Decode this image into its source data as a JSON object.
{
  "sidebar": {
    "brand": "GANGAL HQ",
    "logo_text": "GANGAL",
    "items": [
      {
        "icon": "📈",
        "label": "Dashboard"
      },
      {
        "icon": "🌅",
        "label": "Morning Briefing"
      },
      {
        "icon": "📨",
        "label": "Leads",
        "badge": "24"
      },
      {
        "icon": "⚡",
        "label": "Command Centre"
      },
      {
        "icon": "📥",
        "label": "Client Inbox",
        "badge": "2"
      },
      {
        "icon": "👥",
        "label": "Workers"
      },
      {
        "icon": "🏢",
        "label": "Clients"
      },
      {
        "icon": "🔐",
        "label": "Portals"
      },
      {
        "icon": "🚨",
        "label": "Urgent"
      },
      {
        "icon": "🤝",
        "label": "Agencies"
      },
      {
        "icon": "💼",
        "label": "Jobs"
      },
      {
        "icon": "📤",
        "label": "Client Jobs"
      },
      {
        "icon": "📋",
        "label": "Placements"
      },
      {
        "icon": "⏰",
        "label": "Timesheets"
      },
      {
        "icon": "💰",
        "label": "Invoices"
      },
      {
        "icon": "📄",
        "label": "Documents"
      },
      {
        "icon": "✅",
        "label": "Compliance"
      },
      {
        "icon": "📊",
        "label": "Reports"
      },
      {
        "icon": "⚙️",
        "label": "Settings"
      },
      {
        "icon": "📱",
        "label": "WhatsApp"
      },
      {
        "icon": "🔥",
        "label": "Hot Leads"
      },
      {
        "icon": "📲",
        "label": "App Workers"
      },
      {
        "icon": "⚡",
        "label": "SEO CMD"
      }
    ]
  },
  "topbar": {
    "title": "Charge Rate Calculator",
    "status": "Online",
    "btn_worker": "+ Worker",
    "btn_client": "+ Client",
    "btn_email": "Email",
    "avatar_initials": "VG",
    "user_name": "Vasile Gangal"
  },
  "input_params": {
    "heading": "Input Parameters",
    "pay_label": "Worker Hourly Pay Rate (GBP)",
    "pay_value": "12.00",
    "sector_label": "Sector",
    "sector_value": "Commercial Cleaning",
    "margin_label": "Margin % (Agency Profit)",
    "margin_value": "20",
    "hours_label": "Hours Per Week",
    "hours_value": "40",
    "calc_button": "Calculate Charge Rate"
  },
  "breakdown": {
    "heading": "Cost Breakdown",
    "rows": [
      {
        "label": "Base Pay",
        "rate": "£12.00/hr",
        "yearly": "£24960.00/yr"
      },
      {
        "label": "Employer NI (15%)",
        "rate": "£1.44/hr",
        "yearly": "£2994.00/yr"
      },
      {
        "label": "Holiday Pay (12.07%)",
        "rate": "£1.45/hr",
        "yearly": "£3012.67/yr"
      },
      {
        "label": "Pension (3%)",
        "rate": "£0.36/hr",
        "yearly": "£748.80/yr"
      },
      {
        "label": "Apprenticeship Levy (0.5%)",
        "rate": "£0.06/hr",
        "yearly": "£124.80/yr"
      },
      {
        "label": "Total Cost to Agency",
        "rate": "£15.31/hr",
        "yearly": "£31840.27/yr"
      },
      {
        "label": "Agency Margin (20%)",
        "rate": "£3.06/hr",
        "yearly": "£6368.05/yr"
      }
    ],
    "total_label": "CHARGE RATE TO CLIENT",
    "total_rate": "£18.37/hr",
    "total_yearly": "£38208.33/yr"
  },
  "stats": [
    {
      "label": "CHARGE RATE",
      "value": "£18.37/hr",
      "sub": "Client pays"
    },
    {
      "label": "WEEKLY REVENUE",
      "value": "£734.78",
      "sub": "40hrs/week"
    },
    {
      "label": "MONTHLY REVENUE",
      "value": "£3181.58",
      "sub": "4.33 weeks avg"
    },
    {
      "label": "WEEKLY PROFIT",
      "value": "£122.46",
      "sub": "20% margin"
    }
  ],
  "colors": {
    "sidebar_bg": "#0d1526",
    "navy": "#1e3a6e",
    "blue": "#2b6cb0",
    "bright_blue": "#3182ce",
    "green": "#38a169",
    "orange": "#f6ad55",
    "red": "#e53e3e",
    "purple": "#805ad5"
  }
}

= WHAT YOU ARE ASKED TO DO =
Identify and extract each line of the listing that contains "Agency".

= OUTPUT FOR THIS EXERCISE =
    "margin_label": "Margin % (Agency Profit)",
        "label": "Total Cost to Agency",
        "label": "Agency Margin (20%)",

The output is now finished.